Unionized delivery workers in South Korea launched a full-scale strike Wednesday following the failure of talks with the government and logistics firms on improving working conditions.

The Parcel Delivery Workers’ Solidarity Union announced Tuesday that 2,100 of its 6,500 members would stage an indefinite walkout starting Wednesday, as the dialogue fell through due to the absence of the association of delivery service branches from the talks.

The union has asked firms to implement what it agreed with the government and delivery firms in a deal signed in January, which promised employers would dispatch additional workers to sort parcels.

The union claimed that companies continued to ask for the agreement to be postponed for a year, which the union has refused from early on. Couriers are required to sort parcels before delivery without being paid, which has been cited as the main cause of their long workhours.

Overwork has been the cause of 21 deaths of couriers since last year, the union says, adding that not much has been done by the employers or the government in lowering working hours and protecting delivery workers from associated health risks.

According to a report from the ruling Democratic Party of Korea in 2017, parcel delivery service workers put in around 71.3 hours a week, far greater than the limit of 52 hours adopted in Korea since 2018.

The deal in January was finalized so that parcels would be sorted by those other than delivery workers or provide pay for delivery workers if they do the sorting job themselves.
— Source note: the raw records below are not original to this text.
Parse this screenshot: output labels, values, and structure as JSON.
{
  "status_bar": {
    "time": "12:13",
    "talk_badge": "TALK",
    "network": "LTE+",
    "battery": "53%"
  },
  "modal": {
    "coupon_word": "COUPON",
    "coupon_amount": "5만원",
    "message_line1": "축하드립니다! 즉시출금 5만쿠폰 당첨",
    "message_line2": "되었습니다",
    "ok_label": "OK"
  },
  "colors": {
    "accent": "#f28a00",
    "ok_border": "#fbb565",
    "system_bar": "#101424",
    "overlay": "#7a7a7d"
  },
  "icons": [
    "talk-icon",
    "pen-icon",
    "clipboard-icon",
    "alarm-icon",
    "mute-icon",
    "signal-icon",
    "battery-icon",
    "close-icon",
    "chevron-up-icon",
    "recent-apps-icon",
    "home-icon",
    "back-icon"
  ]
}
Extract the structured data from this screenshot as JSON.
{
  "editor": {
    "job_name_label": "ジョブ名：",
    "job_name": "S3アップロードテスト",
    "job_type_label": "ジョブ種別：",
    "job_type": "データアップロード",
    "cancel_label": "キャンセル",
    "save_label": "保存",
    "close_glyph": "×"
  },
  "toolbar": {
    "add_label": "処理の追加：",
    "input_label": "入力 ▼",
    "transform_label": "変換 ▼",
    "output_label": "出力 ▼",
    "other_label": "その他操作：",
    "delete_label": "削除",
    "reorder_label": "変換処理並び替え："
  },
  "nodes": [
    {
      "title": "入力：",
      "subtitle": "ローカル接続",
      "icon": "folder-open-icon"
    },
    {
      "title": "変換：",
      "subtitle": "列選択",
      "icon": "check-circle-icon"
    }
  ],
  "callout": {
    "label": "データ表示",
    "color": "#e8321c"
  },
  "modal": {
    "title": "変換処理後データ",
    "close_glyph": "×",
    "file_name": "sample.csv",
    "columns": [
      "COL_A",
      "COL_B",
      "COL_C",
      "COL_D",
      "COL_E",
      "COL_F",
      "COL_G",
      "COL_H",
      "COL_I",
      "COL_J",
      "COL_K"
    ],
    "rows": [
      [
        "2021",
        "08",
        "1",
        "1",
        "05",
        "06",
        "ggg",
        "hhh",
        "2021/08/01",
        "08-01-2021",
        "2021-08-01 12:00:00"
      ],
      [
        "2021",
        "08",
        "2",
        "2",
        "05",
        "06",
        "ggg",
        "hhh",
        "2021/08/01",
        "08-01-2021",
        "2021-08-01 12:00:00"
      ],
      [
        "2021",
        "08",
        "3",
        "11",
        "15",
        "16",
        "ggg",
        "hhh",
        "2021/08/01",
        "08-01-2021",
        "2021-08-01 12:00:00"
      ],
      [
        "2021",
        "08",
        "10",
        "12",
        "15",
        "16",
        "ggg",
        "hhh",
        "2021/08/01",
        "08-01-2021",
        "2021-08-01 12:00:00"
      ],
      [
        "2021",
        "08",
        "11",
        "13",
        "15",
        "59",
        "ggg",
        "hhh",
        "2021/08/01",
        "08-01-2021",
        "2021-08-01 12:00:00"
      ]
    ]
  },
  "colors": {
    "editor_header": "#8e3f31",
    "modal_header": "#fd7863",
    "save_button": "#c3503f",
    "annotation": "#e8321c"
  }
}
But couriers still had to sort parcels without pay since then, the union argues.

In its own survey, the union said 85 percent of 1,186 delivery workers still had to sort parcels prior to starting deliveries. More than 30 percent of couriers surveyed said they had to sort parcels by themselves as logistics firms provided no support for the job.

Logistics firms explained that support could not be provided on time as they faced difficulties in hiring additional workers to sort parcels.

The job usually starts at 7 a.m. every day, which has been a barrier to hiring, the firms say, adding that demand for these jobs has also been lowered by the location. Most logistics terminals are located on the outskirts of cities.

Yet the union fought back the firms’ argument, saying the employers still failed to compensate couriers for sorting parcels themselves.

While the full-scale strike is on, its effect is not great enough to actually impact the pace of deliveries, as only a small proportion of couriers are participating in the walkout.

It is estimated the country has around 50,000 couriers in service, and the union represents a little more than 10 percent of all delivery workers in Korea.

Only a third of these union members are legally entitled to take part in the full-scale strike that started Wednesday. Other members of the union have signed collective agreements with their employers, which takes away their right to strike for the time being.

Logistics firms estimated that only a half hour to hour delay could be expected for deliveries in limited areas.

The union, logistics firms and the government are scheduled to continue negotiating for implementation of the January deal and discuss delivery workers’ demand for reduced workload and increased fees for parcel deliveries.

By Ko Jun-tae (ko.juntae@heraldcorp.com)